• [What is needed]
Reproduce exactly the lines from the one containing "Decode this image" through the last line of the records below, both included. Leave out any pictures.

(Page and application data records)
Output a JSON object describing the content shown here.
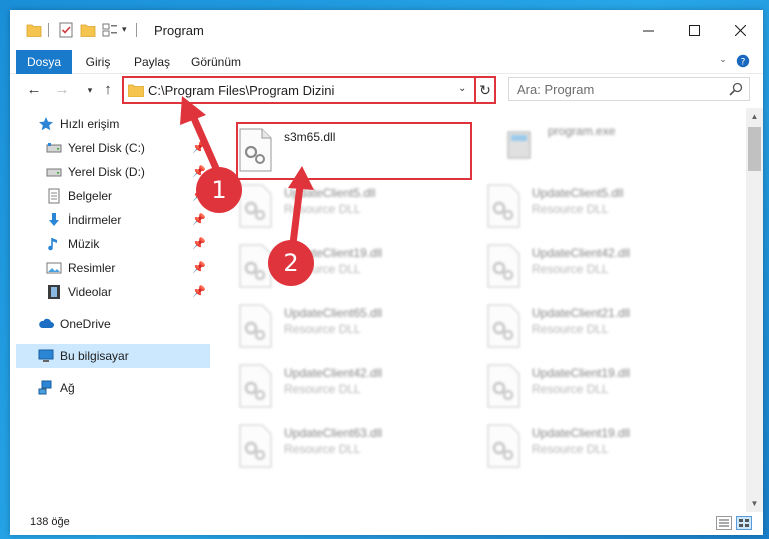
{
  "window": {
    "title": "Program"
  },
  "ribbon": {
    "tabs": [
      "Dosya",
      "Giriş",
      "Paylaş",
      "Görünüm"
    ]
  },
  "nav": {
    "address": "C:\\Program Files\\Program Dizini",
    "search_placeholder": "Ara: Program"
  },
  "sidebar": {
    "items": [
      {
        "label": "Hızlı erişim",
        "icon": "star-icon"
      },
      {
        "label": "Yerel Disk (C:)",
        "icon": "drive-icon",
        "pinned": true
      },
      {
        "label": "Yerel Disk (D:)",
        "icon": "drive-icon",
        "pinned": true
      },
      {
        "label": "Belgeler",
        "icon": "documents-icon",
        "pinned": true
      },
      {
        "label": "İndirmeler",
        "icon": "download-icon",
        "pinned": true
      },
      {
        "label": "Müzik",
        "icon": "music-icon",
        "pinned": true
      },
      {
        "label": "Resimler",
        "icon": "pictures-icon",
        "pinned": true
      },
      {
        "label": "Videolar",
        "icon": "videos-icon",
        "pinned": true
      },
      {
        "label": "OneDrive",
        "icon": "cloud-icon"
      },
      {
        "label": "Bu bilgisayar",
        "icon": "computer-icon",
        "selected": true
      },
      {
        "label": "Ağ",
        "icon": "network-icon"
      }
    ]
  },
  "files": [
    {
      "name": "s3m65.dll",
      "desc": "",
      "highlighted": true,
      "blurred": false
    },
    {
      "name": "program.exe",
      "desc": "",
      "blurred": true
    },
    {
      "name": "UpdateClient5.dll",
      "desc": "Resource DLL",
      "blurred": true
    },
    {
      "name": "UpdateClient5.dll",
      "desc": "Resource DLL",
      "blurred": true
    },
    {
      "name": "UpdateClient19.dll",
      "desc": "Resource DLL",
      "blurred": true
    },
    {
      "name": "UpdateClient42.dll",
      "desc": "Resource DLL",
      "blurred": true
    },
    {
      "name": "UpdateClient65.dll",
      "desc": "Resource DLL",
      "blurred": true
    },
    {
      "name": "UpdateClient21.dll",
      "desc": "Resource DLL",
      "blurred": true
    },
    {
      "name": "UpdateClient42.dll",
      "desc": "Resource DLL",
      "blurred": true
    },
    {
      "name": "UpdateClient19.dll",
      "desc": "Resource DLL",
      "blurred": true
    },
    {
      "name": "UpdateClient63.dll",
      "desc": "Resource DLL",
      "blurred": true
    },
    {
      "name": "UpdateClient19.dll",
      "desc": "Resource DLL",
      "blurred": true
    }
  ],
  "status": {
    "item_count": "138 öğe"
  },
  "annotations": {
    "badge_1": "1",
    "badge_2": "2",
    "color": "#e0343c"
  },
  "colors": {
    "accent": "#1979ca",
    "selection": "#cce8ff",
    "highlight": "#e0343c"
  }
}
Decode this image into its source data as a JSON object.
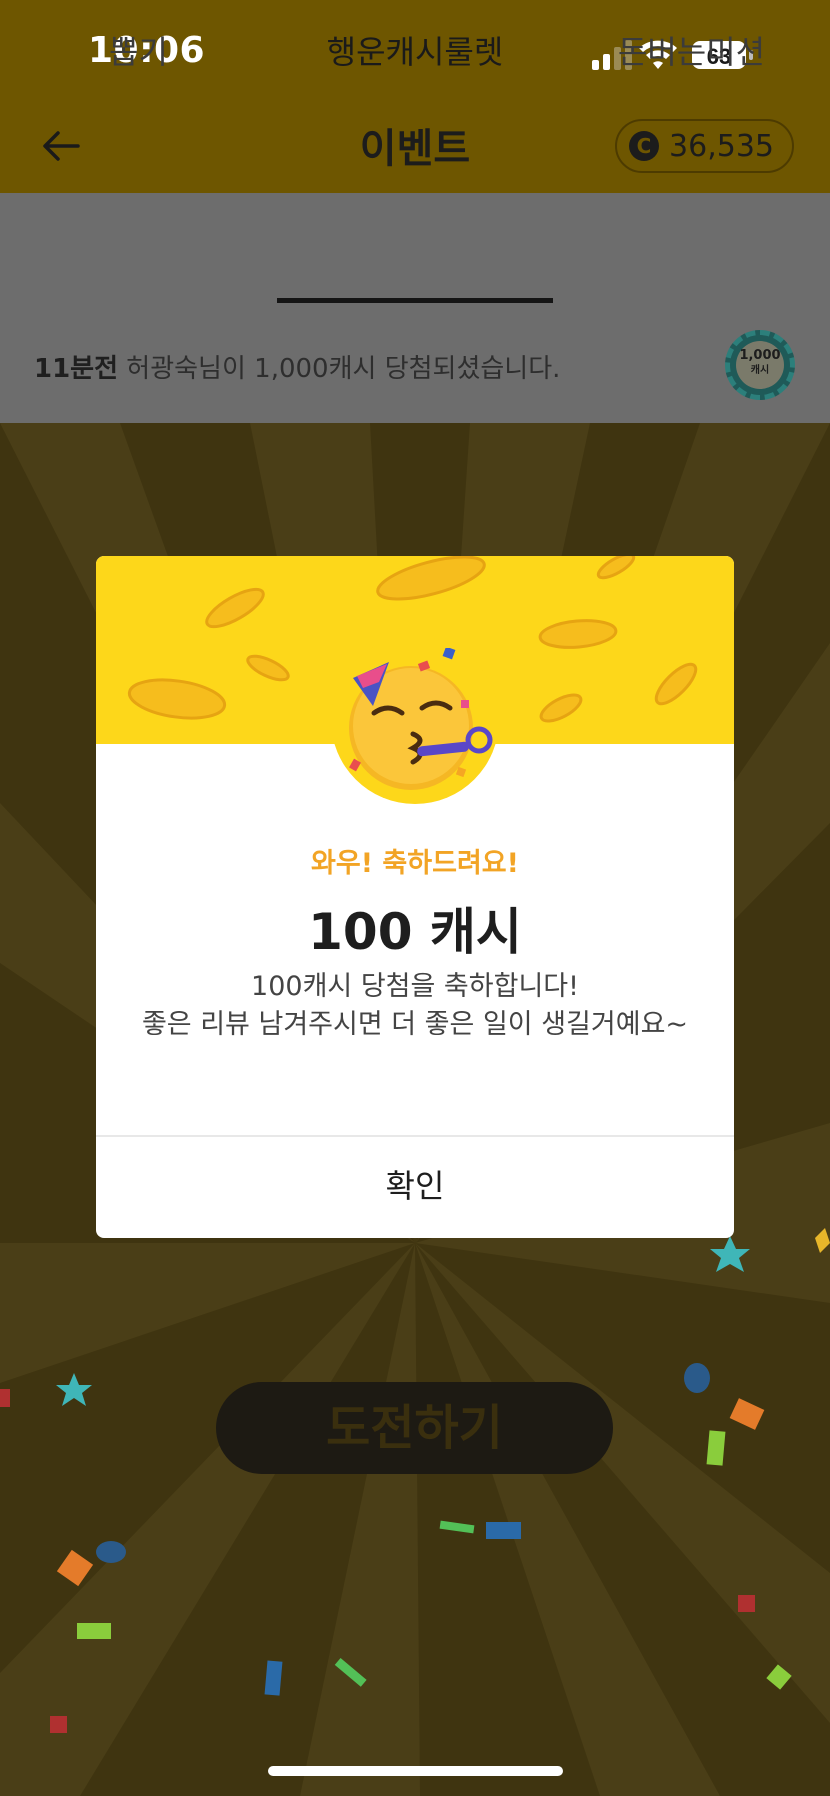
{
  "status_bar": {
    "time": "10:06",
    "battery": "63"
  },
  "header": {
    "title": "이벤트",
    "cash_amount": "36,535",
    "cash_symbol": "C"
  },
  "tabs": [
    {
      "label": "뽑기",
      "active": false
    },
    {
      "label": "행운캐시룰렛",
      "active": true
    },
    {
      "label": "돈버는미션",
      "active": false
    }
  ],
  "ticker": {
    "time_ago": "11분전",
    "message": "허광숙님이 1,000캐시 당첨되셨습니다.",
    "chip_value": "1,000",
    "chip_unit": "캐시"
  },
  "dialog": {
    "subtitle": "와우! 축하드려요!",
    "amount": "100 캐시",
    "message_line1": "100캐시 당첨을 축하합니다!",
    "message_line2": "좋은 리뷰 남겨주시면 더 좋은 일이 생길거예요~",
    "confirm_label": "확인"
  },
  "challenge_button": "도전하기",
  "colors": {
    "accent_yellow": "#fdd71a",
    "subtitle_orange": "#f2a425",
    "header_bg": "#6e5600"
  }
}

• [Finished task]
Decode this image into its source data as a JSON object.
{
  "status_bar": {
    "time": "10:06",
    "battery": "63"
  },
  "header": {
    "title": "이벤트",
    "cash_amount": "36,535",
    "cash_symbol": "C"
  },
  "tabs": [
    {
      "label": "뽑기",
      "active": false
    },
    {
      "label": "행운캐시룰렛",
      "active": true
    },
    {
      "label": "돈버는미션",
      "active": false
    }
  ],
  "ticker": {
    "time_ago": "11분전",
    "message": "허광숙님이 1,000캐시 당첨되셨습니다.",
    "chip_value": "1,000",
    "chip_unit": "캐시"
  },
  "dialog": {
    "subtitle": "와우! 축하드려요!",
    "amount": "100 캐시",
    "message_line1": "100캐시 당첨을 축하합니다!",
    "message_line2": "좋은 리뷰 남겨주시면 더 좋은 일이 생길거예요~",
    "confirm_label": "확인"
  },
  "challenge_button": "도전하기",
  "colors": {
    "accent_yellow": "#fdd71a",
    "subtitle_orange": "#f2a425",
    "header_bg": "#6e5600"
  }
}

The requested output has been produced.